- [Your goal]: Report how many lines in the data include the string "Vulns", and add nothing else.

Dataset records

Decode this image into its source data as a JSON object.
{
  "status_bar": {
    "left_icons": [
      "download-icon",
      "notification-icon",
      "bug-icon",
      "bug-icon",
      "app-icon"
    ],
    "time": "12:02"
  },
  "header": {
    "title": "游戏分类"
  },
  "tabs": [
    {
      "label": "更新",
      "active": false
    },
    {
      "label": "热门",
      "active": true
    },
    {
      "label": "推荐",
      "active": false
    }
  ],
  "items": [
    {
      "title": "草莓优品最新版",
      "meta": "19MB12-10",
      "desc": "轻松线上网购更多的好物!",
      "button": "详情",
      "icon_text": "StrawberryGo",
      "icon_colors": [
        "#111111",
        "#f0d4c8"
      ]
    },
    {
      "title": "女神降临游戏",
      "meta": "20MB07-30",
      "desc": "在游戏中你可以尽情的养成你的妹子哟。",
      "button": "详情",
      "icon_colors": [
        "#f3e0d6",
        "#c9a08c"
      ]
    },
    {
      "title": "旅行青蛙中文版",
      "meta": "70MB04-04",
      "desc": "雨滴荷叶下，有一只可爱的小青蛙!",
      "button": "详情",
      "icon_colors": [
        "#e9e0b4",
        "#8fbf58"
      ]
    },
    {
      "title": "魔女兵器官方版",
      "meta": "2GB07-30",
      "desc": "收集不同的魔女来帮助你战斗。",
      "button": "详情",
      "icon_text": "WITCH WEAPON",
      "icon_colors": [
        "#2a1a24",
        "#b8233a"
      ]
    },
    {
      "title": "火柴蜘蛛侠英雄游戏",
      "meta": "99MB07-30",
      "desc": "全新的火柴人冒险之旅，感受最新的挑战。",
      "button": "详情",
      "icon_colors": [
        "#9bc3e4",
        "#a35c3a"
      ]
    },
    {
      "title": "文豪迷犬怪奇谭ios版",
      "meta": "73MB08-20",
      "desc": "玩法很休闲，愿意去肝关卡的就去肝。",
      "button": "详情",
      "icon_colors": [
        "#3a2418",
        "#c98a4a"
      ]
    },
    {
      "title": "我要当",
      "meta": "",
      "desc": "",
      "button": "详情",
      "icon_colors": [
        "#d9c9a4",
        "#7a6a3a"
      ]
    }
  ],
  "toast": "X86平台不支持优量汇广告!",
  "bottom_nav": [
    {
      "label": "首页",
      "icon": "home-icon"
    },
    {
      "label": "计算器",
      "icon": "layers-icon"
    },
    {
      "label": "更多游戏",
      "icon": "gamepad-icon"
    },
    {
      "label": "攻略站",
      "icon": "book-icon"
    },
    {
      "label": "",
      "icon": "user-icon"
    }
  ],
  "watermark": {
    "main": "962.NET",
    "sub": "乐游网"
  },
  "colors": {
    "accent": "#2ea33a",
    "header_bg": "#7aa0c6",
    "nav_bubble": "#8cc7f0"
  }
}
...
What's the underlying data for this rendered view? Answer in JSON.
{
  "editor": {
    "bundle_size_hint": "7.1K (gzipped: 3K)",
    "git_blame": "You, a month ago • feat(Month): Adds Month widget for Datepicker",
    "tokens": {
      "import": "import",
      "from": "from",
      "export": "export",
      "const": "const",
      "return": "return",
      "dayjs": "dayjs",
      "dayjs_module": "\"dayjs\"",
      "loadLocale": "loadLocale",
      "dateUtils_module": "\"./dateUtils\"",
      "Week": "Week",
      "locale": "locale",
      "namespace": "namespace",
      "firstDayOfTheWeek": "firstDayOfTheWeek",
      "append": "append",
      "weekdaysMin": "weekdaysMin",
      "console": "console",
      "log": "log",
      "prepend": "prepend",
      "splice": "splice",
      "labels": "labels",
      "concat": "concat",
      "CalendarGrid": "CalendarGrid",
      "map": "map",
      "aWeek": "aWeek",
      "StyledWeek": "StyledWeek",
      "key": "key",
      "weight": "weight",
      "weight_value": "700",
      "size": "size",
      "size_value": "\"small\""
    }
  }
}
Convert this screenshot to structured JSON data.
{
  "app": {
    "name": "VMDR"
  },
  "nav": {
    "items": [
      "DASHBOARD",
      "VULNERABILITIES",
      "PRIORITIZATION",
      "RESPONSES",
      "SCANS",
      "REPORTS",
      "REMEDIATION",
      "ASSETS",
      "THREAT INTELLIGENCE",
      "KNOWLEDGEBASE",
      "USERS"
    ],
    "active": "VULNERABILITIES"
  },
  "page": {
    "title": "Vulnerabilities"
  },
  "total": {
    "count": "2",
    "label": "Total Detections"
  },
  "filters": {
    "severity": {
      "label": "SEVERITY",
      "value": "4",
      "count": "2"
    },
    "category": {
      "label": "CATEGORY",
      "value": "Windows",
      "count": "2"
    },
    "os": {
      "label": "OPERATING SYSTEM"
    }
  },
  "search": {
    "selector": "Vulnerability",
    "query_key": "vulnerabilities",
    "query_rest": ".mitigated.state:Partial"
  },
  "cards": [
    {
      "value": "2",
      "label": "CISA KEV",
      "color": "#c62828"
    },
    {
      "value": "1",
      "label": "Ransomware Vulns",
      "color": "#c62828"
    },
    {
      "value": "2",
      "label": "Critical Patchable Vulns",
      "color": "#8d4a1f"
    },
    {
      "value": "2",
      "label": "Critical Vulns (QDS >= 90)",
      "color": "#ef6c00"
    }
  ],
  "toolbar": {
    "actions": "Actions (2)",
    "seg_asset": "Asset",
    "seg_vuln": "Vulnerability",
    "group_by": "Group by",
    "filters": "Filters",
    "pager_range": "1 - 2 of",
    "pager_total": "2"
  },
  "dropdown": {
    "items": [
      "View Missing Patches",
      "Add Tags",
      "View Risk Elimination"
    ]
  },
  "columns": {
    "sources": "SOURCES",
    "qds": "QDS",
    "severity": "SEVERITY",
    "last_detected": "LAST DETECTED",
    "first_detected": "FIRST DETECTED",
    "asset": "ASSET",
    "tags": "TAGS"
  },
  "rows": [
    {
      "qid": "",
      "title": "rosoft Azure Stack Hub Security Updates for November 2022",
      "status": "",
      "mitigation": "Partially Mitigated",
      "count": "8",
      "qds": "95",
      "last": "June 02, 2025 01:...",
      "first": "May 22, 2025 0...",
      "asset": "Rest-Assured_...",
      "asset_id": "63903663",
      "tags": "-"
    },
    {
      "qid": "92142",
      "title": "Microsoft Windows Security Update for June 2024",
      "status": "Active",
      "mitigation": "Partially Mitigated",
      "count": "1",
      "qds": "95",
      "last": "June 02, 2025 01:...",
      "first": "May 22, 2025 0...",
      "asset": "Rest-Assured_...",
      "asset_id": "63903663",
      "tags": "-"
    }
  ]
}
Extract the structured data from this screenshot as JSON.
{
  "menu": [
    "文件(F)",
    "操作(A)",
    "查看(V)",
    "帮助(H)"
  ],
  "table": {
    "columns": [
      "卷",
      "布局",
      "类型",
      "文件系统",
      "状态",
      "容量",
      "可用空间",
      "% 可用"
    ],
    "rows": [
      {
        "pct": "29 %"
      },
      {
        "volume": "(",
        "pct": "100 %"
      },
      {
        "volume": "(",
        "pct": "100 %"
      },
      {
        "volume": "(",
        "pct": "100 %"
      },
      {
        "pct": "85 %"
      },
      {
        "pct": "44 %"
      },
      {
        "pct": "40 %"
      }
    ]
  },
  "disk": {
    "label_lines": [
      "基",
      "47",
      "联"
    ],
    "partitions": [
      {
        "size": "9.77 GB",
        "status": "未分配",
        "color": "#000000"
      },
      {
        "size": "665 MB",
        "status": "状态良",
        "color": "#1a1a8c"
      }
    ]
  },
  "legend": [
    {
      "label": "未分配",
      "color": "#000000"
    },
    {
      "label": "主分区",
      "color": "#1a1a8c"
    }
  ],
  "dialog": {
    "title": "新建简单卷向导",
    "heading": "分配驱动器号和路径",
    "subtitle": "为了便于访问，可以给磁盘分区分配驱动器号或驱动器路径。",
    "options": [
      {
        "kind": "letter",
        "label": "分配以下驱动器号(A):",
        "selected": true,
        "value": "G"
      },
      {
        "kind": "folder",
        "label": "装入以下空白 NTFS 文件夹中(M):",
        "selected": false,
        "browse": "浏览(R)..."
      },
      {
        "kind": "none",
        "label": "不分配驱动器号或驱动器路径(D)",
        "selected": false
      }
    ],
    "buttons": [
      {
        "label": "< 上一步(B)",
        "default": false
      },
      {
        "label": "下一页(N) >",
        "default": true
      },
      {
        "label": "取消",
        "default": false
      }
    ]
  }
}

- [Solution to this exercise]: 3